A warming climate could lead to more sudden, rapidly developing droughts, which are difficult to prepare for

by University of Southampton
Register for free to listen to this article
Listen with Speechify
0:00
5:00

“Flash droughts” have become more frequent due to human-caused climate change and this trend is predicted to accelerate in a warmer future, according to research published 13 April 2023 involving the University of Southampton.

The research published in Science shows that flash droughts, which start and develop rapidly, are becoming “the new normal” for droughts, making forecasting and preparing for their impact more difficult.

Flash droughts can develop into severe droughts within a few weeks. They are caused by low precipitation and high evapotranspiration, which quickly depletes the soil of water. While they start quickly, the droughts can last for months, damaging vegetation and ecosystems, and triggering heat waves and wildfires.

A multinational group of researchers wanted to understand if there had been a transition from conventional “slow” droughts to flash droughts and how this trend will develop under different carbon emission scenarios.

“Climate change has effectively sped up the onset of droughts,” says professor Justin Sheffield, professor of hydrology and remote sensing at the University of Southampton and co-author of the paper.

“While it varies between different regions, there has been a global shift towards more frequent flash droughts during the past 64 years.”

The transition to flash droughts is most notable over East and North Asia, Europe, the Sahara, and the west coast of South America.
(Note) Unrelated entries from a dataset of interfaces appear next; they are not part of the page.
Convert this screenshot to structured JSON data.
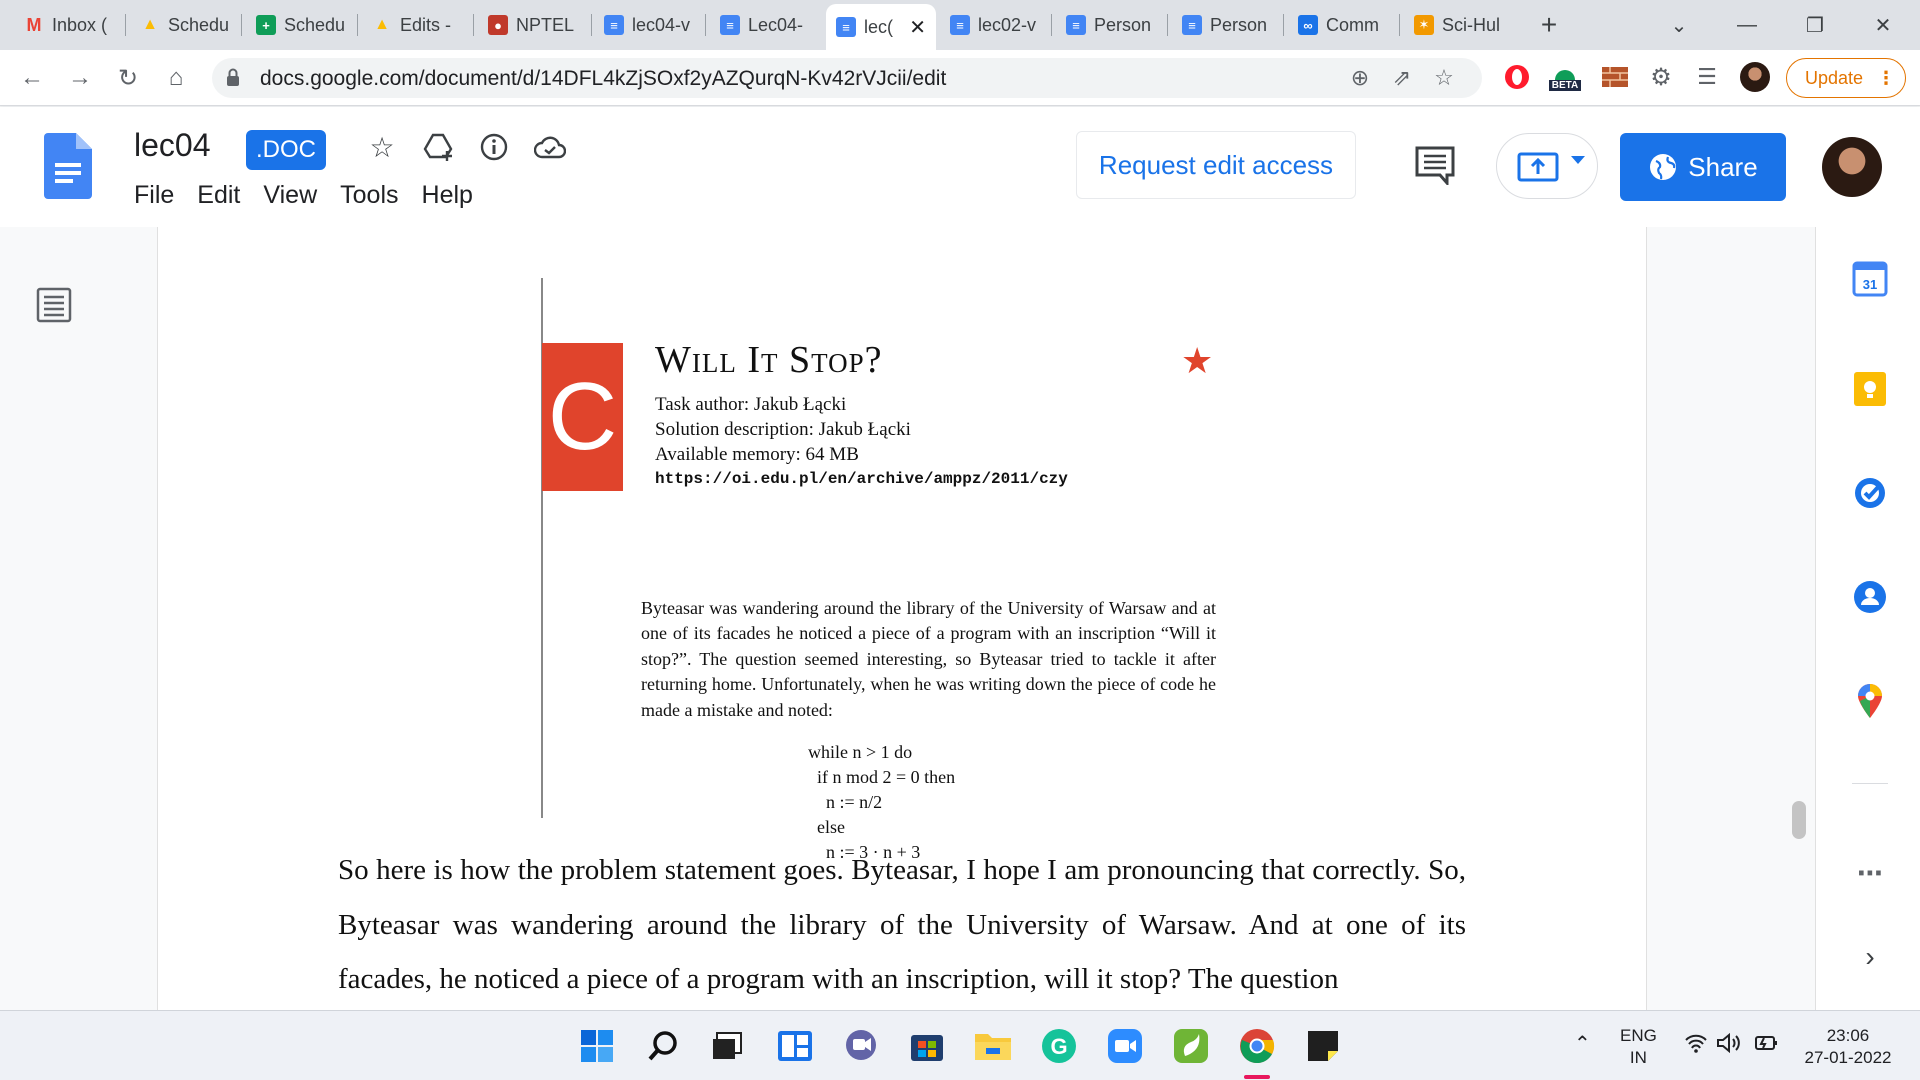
{
  "browser": {
    "tabs": [
      {
        "title": "Inbox (",
        "icon": "gmail-icon",
        "color": "#ea4335"
      },
      {
        "title": "Schedu",
        "icon": "drive-icon",
        "color": "#fbbc04"
      },
      {
        "title": "Schedu",
        "icon": "sheets-icon",
        "color": "#0f9d58"
      },
      {
        "title": "Edits -",
        "icon": "drive-icon",
        "color": "#fbbc04"
      },
      {
        "title": "NPTEL",
        "icon": "nptel-icon",
        "color": "#c0392b"
      },
      {
        "title": "lec04-v",
        "icon": "docs-icon",
        "color": "#4285f4"
      },
      {
        "title": "Lec04-",
        "icon": "docs-icon",
        "color": "#4285f4"
      },
      {
        "title": "lec(",
        "icon": "docs-icon",
        "color": "#4285f4"
      },
      {
        "title": "lec02-v",
        "icon": "docs-icon",
        "color": "#4285f4"
      },
      {
        "title": "Person",
        "icon": "docs-icon",
        "color": "#4285f4"
      },
      {
        "title": "Person",
        "icon": "docs-icon",
        "color": "#4285f4"
      },
      {
        "title": "Comm",
        "icon": "link-icon",
        "color": "#1a73e8"
      },
      {
        "title": "Sci-Hul",
        "icon": "scihub-icon",
        "color": "#f29900"
      }
    ],
    "url": "docs.google.com/document/d/14DFL4kZjSOxf2yAZQurqN-Kv42rVJcii/edit",
    "update_label": "Update",
    "beta_label": "BETA"
  },
  "docs": {
    "title": "lec04",
    "badge": ".DOC",
    "menu": [
      "File",
      "Edit",
      "View",
      "Tools",
      "Help"
    ],
    "request_label": "Request edit access",
    "share_label": "Share",
    "accent": "#1a73e8"
  },
  "embed": {
    "letter": "C",
    "task_title": "Will It Stop?",
    "meta": [
      "Task author: Jakub Łącki",
      "Solution description: Jakub Łącki",
      "Available memory: 64 MB"
    ],
    "link": "https://oi.edu.pl/en/archive/amppz/2011/czy",
    "description": "Byteasar was wandering around the library of the University of Warsaw and at one of its facades he noticed a piece of a program with an inscription “Will it stop?”. The question seemed interesting, so Byteasar tried to tackle it after returning home. Unfortunately, when he was writing down the piece of code he made a mistake and noted:",
    "code": [
      "while n > 1 do",
      "  if n mod 2 = 0 then",
      "    n := n/2",
      "  else",
      "    n := 3 · n + 3"
    ]
  },
  "body_text": "So here is how the problem statement goes. Byteasar, I hope I am pronouncing that correctly. So, Byteasar was wandering around the library of the University of Warsaw. And at one of its facades, he noticed a piece of a program with an inscription, will it stop? The question",
  "taskbar": {
    "lang_top": "ENG",
    "lang_bottom": "IN",
    "time": "23:06",
    "date": "27-01-2022",
    "calendar_day": "31"
  }
}
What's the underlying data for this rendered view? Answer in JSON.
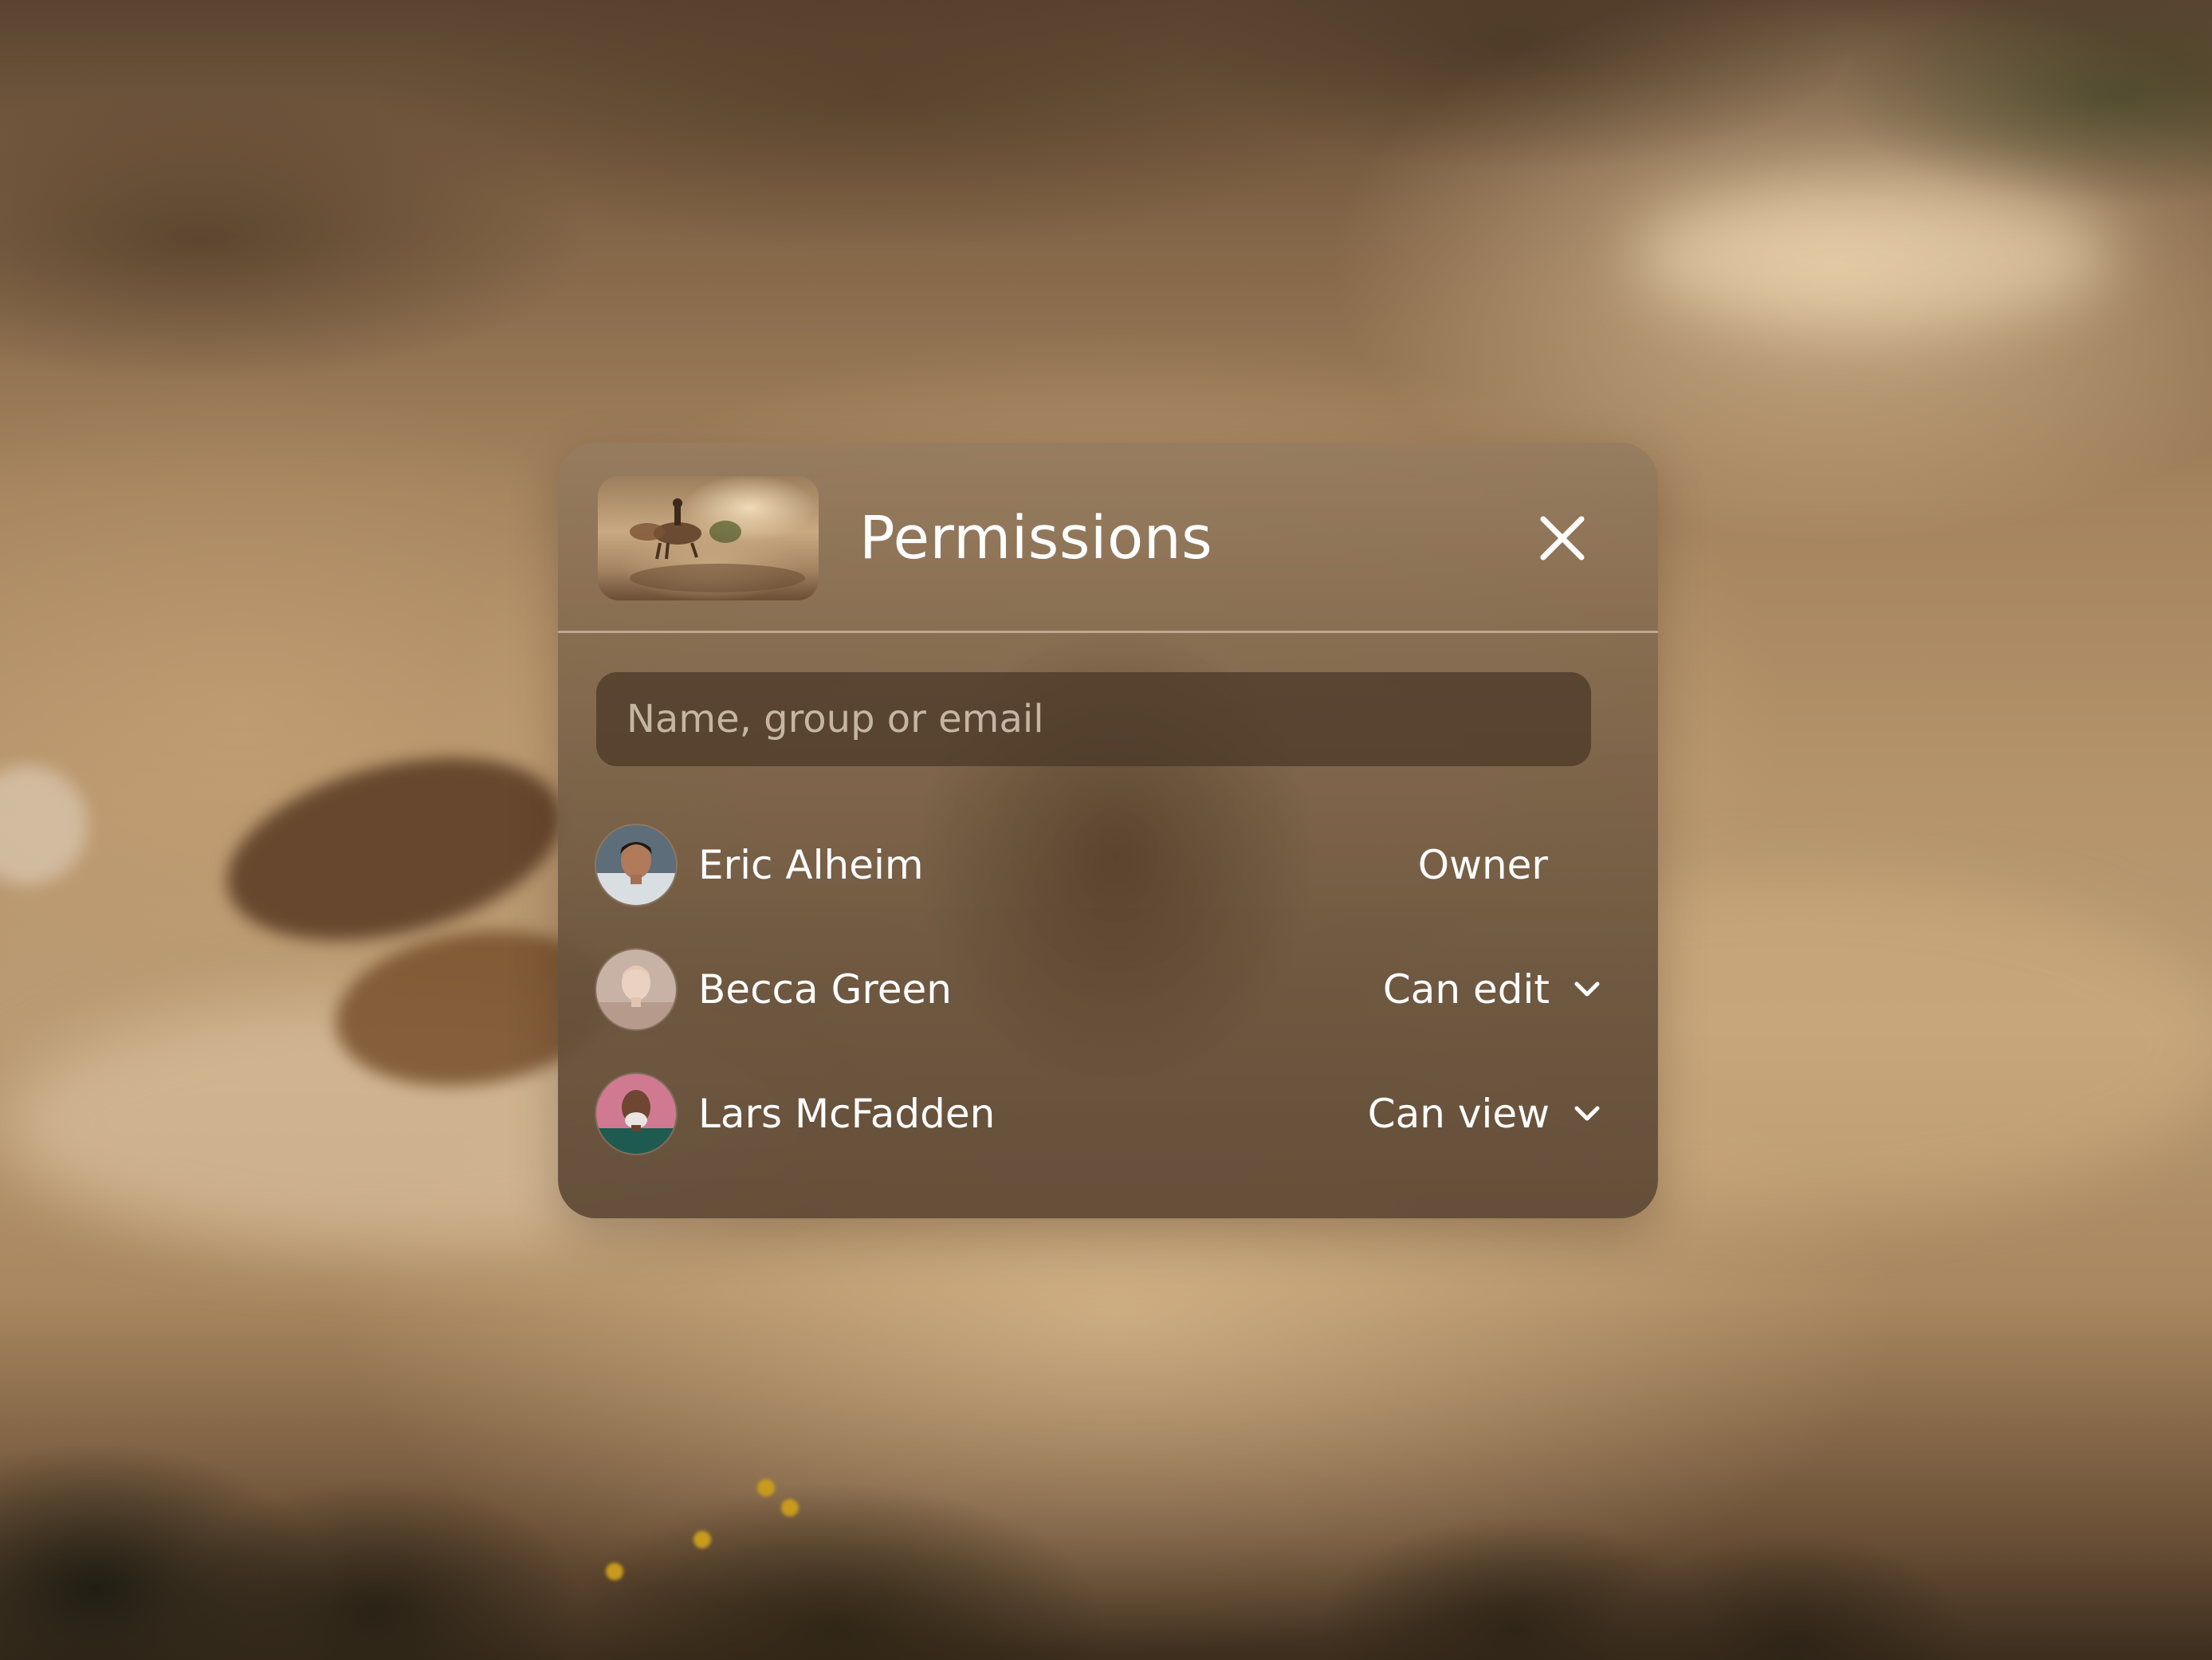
{
  "panel": {
    "title": "Permissions",
    "close_icon": "close-icon",
    "thumbnail_icon": "document-thumbnail"
  },
  "search": {
    "placeholder": "Name, group or email",
    "value": ""
  },
  "users": [
    {
      "name": "Eric Alheim",
      "role": "Owner",
      "editable": false,
      "avatar": "avatar-eric",
      "avatar_color": "#6b7a86"
    },
    {
      "name": "Becca Green",
      "role": "Can edit",
      "editable": true,
      "avatar": "avatar-becca",
      "avatar_color": "#c9b3a6"
    },
    {
      "name": "Lars McFadden",
      "role": "Can view",
      "editable": true,
      "avatar": "avatar-lars",
      "avatar_color": "#d27a93"
    }
  ],
  "colors": {
    "panel_text": "#ffffff",
    "panel_bg": "#8a6b4d",
    "search_bg": "#4a3626"
  }
}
Some areas, such as eastern North America, Southeast Asia, and North Australia, saw fewer flash and slow droughts, but the speed of drought onset had increased. In the Amazon and West Africa, there was no evidence of a transition to flash droughts; the Amazon saw an increase in slow droughts and West Africa saw an increase in the frequency and extremity of both fast and slow droughts.

Professor Justin Sheffield added: “As we head towards a warmer future, flash droughts are becoming the new normal. Our models show that higher-emission scenarios would lead to a greater risk of flash droughts with quicker onset which pose a major challenge for climate adaptation.”

The transition to flash droughts may have irreversible impacts on ecosystems as they may not have enough time to adapt to a sudden lack of water and extreme heat. Forecasting flash droughts is also difficult as current approaches to predicting droughts use longer time scales.

The researchers say new approaches are needed to provide early warnings of flash droughts, as well as a better understanding of how natural ecosystems and humans will be impacted.

“A global transition to flash droughts under climate change,” is published in Science.

Funding for the research was provided by the National Natural Science Foundation of China, the National Key R&D Program of China, the Natural Science Foundation of Jiangsu Province for Distinguished Young Scholars, and the UK-China Research & Innovation Partnership Fund through the Met Office Climate Science for Service Partnership (CSSP) China as part of the Newton Fund.

- This press release was originally published on the University of Southampton website